In fairness, the New Hollywood had at least one monumental flop, too. Michelangelo Antonioni had had a Zeitgeist-grabbing international hit with his first English-language feature, “Blow-Up” (1966). That was shot in London. Now he came to America to shoot “Zabriskie Point,” in Death Valley. A youth movie. It wouldn’t have been such a disaster perhaps if filmed on a college campus? Antonioni almost had company as a foreign master with a Hollywood connection in 1970. The original plan for the Pearl Harbor epic “Tora! Tora! Tora!” was to have Akira Kurosawa shoot the Japanese scenes. That fell through, which didn’t keep it from being the year’s eighth top-grosser.

An unintended consequence of the rise of the New Hollywood would be a marked decline in interest in foreign film. You wouldn’t know it from the example of 1970, though. Luis Buñuel’s ‘70s renaissance began with “Tristana.” Vittoria De Sica’s “The Garden of the Finzi-Continis” would win the best foreign picture Oscar. It was a banner year for French film: Jean-Pierre Melville’s “Le Cercle Rouge,” Claude Chabrol’s “Le Boucher,” Eric Rohmer’s “Claire’s Knee,” and two from François Truffaut, “The Wild Child” and “Bed and Board.”


Bernardo Bertolucci also had two that year: “The Spider Stratagem” and “The Conformist.” Ah, “The Conformist” (such a not-1970 title): Any movie year that included the release of one of the greatest films ever made has to be considered a pretty good movie year.



Available on Amazon Prime, Google Player, Hulu, iTunes, Vudu, YouTube


Available on Amazon Prime, Google Player, Hulu, YouTube

“Love Story”

Available on Amazon Prime, Google Player, iTunes, Vudu, YouTube


Available on Amazon Prime, Google Player, iTunes, Vudu, YouTube

“Little Big Man”

Available on Amazon Prime


Available on Amazon Prime, Google Player, iTunes, Vudu, YouTube

“Five Easy Pieces”

Available on Amazon Prime, Crackle, Google Player, iTunes, Vudu, YouTube

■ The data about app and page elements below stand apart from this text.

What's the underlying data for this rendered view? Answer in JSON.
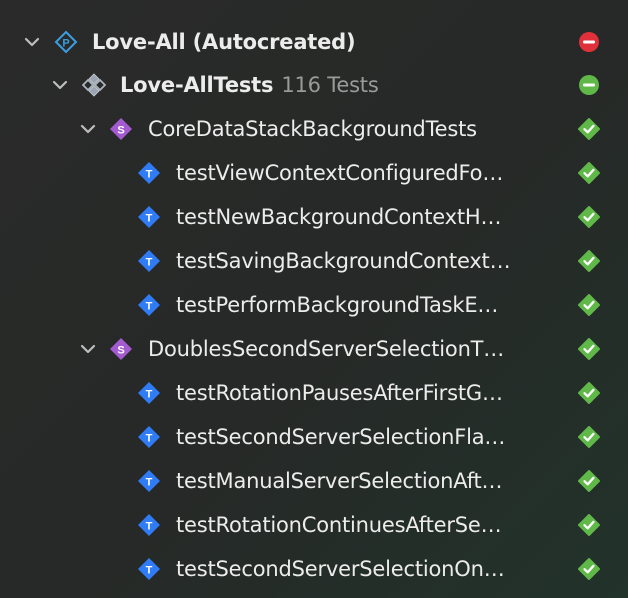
{
  "project": {
    "name": "Love-All (Autocreated)",
    "icon_letter": "P",
    "icon": "test-plan-diamond-icon",
    "status": "failed"
  },
  "target": {
    "name": "Love-AllTests",
    "count_label": "116 Tests",
    "icon": "test-bundle-icon",
    "status": "mixed"
  },
  "suites": [
    {
      "name": "CoreDataStackBackgroundTests",
      "icon_letter": "S",
      "status": "passed",
      "tests": [
        {
          "name": "testViewContextConfiguredFo…",
          "icon_letter": "T",
          "status": "passed"
        },
        {
          "name": "testNewBackgroundContextH…",
          "icon_letter": "T",
          "status": "passed"
        },
        {
          "name": "testSavingBackgroundContext…",
          "icon_letter": "T",
          "status": "passed"
        },
        {
          "name": "testPerformBackgroundTaskE…",
          "icon_letter": "T",
          "status": "passed"
        }
      ]
    },
    {
      "name": "DoublesSecondServerSelectionT…",
      "icon_letter": "S",
      "status": "passed",
      "tests": [
        {
          "name": "testRotationPausesAfterFirstG…",
          "icon_letter": "T",
          "status": "passed"
        },
        {
          "name": "testSecondServerSelectionFla…",
          "icon_letter": "T",
          "status": "passed"
        },
        {
          "name": "testManualServerSelectionAft…",
          "icon_letter": "T",
          "status": "passed"
        },
        {
          "name": "testRotationContinuesAfterSe…",
          "icon_letter": "T",
          "status": "passed"
        },
        {
          "name": "testSecondServerSelectionOn…",
          "icon_letter": "T",
          "status": "passed"
        }
      ]
    }
  ],
  "colors": {
    "failed": "#e0313a",
    "passed": "#5fb847",
    "suite_icon": "#a55bd0",
    "test_icon": "#2f7cf6",
    "plan_icon": "#3b9ee0"
  }
}
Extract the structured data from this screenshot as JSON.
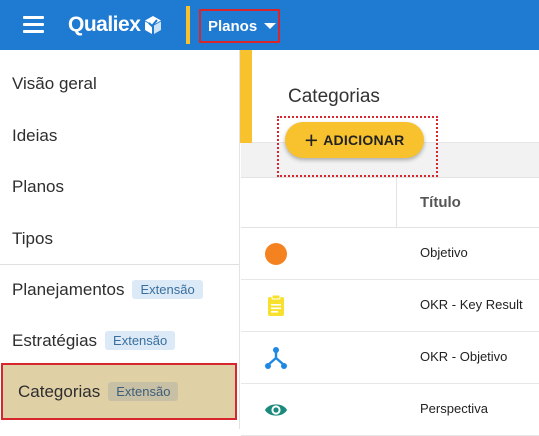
{
  "topbar": {
    "brand": "Qualiex",
    "menu_icon": "hamburger-menu-icon",
    "dropdown_label": "Planos",
    "colors": {
      "bar": "#1f7ad1",
      "accent": "#f7c22d",
      "highlight": "#d8262f"
    }
  },
  "sidebar": {
    "items": [
      {
        "label": "Visão geral"
      },
      {
        "label": "Ideias"
      },
      {
        "label": "Planos"
      },
      {
        "label": "Tipos"
      },
      {
        "label": "Planejamentos",
        "badge": "Extensão"
      },
      {
        "label": "Estratégias",
        "badge": "Extensão"
      },
      {
        "label": "Categorias",
        "badge": "Extensão",
        "active": true
      }
    ]
  },
  "main": {
    "title": "Categorias",
    "add_button": "ADICIONAR",
    "table": {
      "columns": [
        "",
        "Título"
      ],
      "rows": [
        {
          "icon": "circle-icon",
          "icon_color": "#f58220",
          "title": "Objetivo"
        },
        {
          "icon": "clipboard-icon",
          "icon_color": "#f7e12d",
          "title": "OKR - Key Result"
        },
        {
          "icon": "hierarchy-icon",
          "icon_color": "#1e88e5",
          "title": "OKR - Objetivo"
        },
        {
          "icon": "eye-icon",
          "icon_color": "#1a8a7c",
          "title": "Perspectiva"
        }
      ]
    }
  }
}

“The Conformist”

Available on Amazon Prime, Google Player, iTunes, Vudu, YouTube

Mark Feeney can be reached at mark.feeney@globe.com.